Henry Juszkiewicz, CEO of Nashville-based Gibson, said at a news conference that authorities didn't specify what they were investigating during Wednesday's raids, but have suggested that the use of wood from India that is not finished by Indian workers is illegal.
However he said his company has taken steps to ensure that its wood is properly imported. Guitars and other musical instruments are often built from tropical hardwoods, which are increasingly the focus of tight controls due to deforestation.
Juszkiewicz said the company has been implicated in criminal activity, but not charged, which he said was "plain wrong."
"We feel totally abused," Juszkiewicz said Thursday.
Nicholas Chavez, special agent in charge of the U.S. Fish & Wildlife Service's office in Albuquerque, N.M., told The Associated Press on Wednesday that investigators searched the guitar maker's locations in Memphis and Nashville.

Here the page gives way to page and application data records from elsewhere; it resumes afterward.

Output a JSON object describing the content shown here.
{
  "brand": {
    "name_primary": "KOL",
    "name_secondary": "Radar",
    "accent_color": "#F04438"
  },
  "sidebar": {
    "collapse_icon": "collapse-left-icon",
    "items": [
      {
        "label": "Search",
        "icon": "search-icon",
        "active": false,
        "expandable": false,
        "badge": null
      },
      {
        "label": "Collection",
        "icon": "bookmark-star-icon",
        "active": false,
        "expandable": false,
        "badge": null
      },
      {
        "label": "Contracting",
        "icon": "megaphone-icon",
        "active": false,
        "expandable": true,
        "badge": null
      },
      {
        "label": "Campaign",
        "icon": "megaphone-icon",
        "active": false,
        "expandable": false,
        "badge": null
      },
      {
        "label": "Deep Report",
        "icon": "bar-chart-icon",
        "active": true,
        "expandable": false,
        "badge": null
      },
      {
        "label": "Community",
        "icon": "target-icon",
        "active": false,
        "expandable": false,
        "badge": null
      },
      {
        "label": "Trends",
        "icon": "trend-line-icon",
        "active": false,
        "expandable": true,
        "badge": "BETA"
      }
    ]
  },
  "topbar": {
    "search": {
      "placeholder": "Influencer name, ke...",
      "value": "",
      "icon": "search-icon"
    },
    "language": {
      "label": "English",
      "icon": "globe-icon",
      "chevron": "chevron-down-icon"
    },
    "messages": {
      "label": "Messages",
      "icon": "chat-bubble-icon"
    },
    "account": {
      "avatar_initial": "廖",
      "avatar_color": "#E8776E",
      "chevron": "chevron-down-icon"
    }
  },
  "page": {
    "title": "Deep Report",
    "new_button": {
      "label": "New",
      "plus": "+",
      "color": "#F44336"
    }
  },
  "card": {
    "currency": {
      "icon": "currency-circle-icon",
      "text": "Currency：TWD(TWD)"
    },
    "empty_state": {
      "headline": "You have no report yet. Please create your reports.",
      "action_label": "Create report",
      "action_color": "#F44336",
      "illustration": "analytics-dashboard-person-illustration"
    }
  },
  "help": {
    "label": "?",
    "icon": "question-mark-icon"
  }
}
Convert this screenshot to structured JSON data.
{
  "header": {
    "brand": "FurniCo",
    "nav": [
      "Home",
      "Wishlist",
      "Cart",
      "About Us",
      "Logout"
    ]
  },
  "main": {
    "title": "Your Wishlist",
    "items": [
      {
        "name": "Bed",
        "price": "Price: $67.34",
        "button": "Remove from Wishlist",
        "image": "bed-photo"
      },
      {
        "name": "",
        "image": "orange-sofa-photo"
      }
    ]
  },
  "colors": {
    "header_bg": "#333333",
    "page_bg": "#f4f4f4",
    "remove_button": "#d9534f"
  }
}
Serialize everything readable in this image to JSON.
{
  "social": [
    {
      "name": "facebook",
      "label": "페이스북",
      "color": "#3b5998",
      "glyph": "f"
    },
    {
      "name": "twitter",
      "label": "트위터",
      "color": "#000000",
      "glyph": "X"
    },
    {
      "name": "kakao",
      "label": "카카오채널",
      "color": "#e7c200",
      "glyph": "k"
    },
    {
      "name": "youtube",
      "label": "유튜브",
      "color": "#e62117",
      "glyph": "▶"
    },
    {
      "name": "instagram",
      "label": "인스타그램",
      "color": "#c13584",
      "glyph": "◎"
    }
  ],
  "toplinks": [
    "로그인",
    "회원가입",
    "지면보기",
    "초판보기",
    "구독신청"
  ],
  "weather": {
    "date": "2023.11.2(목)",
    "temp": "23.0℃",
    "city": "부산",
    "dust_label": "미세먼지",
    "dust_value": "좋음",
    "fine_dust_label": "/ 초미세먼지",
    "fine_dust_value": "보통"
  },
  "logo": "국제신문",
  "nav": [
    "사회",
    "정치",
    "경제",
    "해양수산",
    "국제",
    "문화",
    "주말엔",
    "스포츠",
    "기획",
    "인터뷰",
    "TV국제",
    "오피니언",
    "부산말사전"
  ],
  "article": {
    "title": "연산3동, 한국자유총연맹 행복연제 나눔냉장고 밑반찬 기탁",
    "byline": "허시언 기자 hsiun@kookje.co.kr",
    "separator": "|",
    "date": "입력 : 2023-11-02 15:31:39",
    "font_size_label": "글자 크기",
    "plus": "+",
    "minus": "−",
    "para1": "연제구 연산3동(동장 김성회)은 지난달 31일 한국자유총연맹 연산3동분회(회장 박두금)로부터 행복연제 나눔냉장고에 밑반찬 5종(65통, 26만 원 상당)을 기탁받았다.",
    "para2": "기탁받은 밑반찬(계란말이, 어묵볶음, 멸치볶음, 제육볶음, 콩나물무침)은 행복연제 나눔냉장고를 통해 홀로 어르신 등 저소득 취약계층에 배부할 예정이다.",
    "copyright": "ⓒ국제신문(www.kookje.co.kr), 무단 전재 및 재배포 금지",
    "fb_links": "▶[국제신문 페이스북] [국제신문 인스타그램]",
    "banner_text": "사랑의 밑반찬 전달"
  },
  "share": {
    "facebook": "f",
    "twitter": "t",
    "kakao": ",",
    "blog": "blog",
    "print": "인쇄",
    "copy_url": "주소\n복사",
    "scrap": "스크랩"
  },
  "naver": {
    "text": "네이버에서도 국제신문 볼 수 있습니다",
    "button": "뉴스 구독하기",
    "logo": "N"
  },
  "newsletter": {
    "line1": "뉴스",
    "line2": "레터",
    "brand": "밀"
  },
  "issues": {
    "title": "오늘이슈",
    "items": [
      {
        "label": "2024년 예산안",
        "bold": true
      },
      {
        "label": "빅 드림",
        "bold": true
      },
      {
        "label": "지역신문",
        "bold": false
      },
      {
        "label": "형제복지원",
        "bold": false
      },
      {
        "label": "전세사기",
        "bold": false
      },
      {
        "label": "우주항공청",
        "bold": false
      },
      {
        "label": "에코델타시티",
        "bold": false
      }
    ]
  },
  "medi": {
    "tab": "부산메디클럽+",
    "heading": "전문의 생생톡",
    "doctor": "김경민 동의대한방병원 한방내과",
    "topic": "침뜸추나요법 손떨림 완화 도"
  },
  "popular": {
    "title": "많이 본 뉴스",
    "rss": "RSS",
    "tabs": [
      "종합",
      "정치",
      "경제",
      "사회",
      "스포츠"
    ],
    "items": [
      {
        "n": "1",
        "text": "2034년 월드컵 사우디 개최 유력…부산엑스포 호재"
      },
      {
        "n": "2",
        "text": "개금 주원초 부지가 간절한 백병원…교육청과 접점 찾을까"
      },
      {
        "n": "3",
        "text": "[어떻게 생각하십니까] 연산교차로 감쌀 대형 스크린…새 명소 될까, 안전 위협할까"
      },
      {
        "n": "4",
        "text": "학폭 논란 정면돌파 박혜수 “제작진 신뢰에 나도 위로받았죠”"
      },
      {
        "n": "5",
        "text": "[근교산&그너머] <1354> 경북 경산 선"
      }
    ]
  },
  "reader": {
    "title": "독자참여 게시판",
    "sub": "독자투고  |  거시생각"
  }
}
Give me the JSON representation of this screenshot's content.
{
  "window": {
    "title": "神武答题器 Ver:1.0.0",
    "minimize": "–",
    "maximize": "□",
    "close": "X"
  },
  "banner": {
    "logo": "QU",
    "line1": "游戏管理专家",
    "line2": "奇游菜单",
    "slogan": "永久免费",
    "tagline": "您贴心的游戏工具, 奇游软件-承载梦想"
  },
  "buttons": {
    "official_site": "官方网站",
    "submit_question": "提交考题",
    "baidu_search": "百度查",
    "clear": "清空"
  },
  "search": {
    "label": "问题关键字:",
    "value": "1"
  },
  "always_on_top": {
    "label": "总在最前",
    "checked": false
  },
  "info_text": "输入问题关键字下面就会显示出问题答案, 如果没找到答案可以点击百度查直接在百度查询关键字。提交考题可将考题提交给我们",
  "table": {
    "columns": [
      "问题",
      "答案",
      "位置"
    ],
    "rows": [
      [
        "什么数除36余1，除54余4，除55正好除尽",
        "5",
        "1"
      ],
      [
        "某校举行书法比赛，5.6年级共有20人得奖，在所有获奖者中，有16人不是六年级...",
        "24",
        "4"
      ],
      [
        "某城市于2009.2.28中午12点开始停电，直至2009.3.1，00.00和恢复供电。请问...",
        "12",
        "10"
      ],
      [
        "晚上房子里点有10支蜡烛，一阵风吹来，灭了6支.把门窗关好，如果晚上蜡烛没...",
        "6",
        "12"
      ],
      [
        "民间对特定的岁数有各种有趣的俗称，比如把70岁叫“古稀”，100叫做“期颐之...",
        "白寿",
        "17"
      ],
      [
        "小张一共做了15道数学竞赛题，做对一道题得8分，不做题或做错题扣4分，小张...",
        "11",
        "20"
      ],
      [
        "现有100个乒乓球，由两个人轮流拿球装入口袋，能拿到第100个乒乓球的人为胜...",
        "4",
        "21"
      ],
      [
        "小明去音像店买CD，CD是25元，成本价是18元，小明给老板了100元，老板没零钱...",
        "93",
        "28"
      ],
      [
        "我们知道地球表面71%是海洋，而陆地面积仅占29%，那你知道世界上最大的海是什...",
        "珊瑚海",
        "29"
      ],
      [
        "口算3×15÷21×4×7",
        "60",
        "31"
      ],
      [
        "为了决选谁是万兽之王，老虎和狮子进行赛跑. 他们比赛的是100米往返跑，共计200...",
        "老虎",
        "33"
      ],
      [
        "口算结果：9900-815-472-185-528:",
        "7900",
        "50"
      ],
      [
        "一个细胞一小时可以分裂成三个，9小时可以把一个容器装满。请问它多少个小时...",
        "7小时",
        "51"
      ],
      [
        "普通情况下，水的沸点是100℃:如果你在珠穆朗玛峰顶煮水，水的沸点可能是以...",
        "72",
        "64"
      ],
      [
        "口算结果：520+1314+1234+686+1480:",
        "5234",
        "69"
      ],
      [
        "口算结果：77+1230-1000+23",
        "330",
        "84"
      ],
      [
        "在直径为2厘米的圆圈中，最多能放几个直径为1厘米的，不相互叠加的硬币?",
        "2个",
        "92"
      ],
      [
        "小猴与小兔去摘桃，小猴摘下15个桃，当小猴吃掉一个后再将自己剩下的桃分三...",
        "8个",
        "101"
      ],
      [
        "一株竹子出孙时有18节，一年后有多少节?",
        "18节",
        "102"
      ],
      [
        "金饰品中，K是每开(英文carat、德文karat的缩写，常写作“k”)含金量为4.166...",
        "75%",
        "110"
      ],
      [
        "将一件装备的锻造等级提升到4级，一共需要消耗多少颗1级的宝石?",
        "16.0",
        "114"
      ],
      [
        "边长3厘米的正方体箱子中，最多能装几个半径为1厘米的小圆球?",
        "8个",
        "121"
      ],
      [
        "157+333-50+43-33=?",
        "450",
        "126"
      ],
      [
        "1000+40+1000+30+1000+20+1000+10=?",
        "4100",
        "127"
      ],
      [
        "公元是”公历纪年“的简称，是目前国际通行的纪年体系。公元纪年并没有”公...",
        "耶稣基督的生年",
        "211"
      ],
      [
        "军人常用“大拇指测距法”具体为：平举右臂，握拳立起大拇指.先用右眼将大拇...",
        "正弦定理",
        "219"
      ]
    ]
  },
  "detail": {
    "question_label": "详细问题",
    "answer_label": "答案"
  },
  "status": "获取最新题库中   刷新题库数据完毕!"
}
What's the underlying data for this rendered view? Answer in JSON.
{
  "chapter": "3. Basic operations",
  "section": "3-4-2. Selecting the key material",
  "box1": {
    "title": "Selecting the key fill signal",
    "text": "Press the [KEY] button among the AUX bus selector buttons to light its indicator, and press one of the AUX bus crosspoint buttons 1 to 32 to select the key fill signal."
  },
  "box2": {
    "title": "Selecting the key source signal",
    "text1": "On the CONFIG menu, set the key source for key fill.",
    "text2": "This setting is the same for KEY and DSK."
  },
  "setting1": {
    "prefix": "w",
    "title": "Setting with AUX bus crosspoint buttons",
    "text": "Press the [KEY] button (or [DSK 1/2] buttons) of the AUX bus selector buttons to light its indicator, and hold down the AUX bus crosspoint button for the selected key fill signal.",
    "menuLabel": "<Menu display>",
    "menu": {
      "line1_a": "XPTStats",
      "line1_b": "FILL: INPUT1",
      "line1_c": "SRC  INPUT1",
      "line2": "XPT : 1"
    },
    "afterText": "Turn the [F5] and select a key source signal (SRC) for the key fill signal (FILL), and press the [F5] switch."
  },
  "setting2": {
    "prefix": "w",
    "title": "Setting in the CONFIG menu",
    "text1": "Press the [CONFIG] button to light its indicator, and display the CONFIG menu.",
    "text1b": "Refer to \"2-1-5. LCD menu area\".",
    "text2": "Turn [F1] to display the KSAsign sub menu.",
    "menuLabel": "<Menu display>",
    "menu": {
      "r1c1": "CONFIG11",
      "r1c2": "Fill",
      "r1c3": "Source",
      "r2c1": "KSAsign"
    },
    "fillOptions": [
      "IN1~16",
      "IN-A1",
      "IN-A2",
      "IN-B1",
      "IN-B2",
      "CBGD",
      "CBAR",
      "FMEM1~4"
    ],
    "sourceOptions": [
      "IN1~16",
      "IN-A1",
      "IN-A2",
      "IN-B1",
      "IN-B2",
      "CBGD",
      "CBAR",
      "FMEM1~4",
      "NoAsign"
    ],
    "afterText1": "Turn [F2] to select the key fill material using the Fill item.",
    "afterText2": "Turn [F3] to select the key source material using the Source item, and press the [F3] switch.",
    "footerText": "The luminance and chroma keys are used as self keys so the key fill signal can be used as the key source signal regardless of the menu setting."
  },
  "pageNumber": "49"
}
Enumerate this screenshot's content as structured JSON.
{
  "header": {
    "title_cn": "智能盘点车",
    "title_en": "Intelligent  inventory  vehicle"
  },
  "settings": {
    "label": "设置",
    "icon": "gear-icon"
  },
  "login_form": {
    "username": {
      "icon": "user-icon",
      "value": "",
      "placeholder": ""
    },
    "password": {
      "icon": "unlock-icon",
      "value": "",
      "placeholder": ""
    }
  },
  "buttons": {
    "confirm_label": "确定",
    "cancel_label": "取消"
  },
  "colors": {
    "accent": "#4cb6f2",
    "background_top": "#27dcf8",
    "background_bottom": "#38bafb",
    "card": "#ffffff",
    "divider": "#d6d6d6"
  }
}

Chavez did not say why they did the searches or what they seized. He said it's part of an ongoing criminal investigation that began in Texas. When asked about that investigation on Thursday, Juszkiewicz said he didn't know anything about it.
Agents also raided the Nashville location in November 2009. At that time, Gibson issued a statement saying it was "fully cooperating with agents of the United States Fish & Wildlife Service as it pertains to an issue with harvested wood."
Juszkiewicz mentioned that raid on Thursday, saying more than a dozen agents with automatic weapons invaded the Gibson factory in Nashville, much the same way they did Wednesday. During the 2009 raid, he said authorities seized guitars and "ebony fingerboard blanks from Madagascar."
This last time, he said authorities seized "several palettes of wood, electronic files and guitars."
As with the latest raid, he said criminal charges have not been filed from the 2009 raid. He said the company has sworn statements and documents from the Madagascar government showing the seized wood was legally exported from that country.
Juszkiewicz said a case is pending in federal court to have its property from the 2009 raid returned.
He said the materials taken in the recent raid have hurt the company's ability to produce. Gibson manufactures acoustic and electric guitars. The company also makes pianos through its Baldwin brand.
Juszkiewicz said Gibson is cooperating with authorities, but hopes to start production again soon because each day of non-production is about a loss of a million dollars.
"We will fight aggressively to prove our innocence," he said.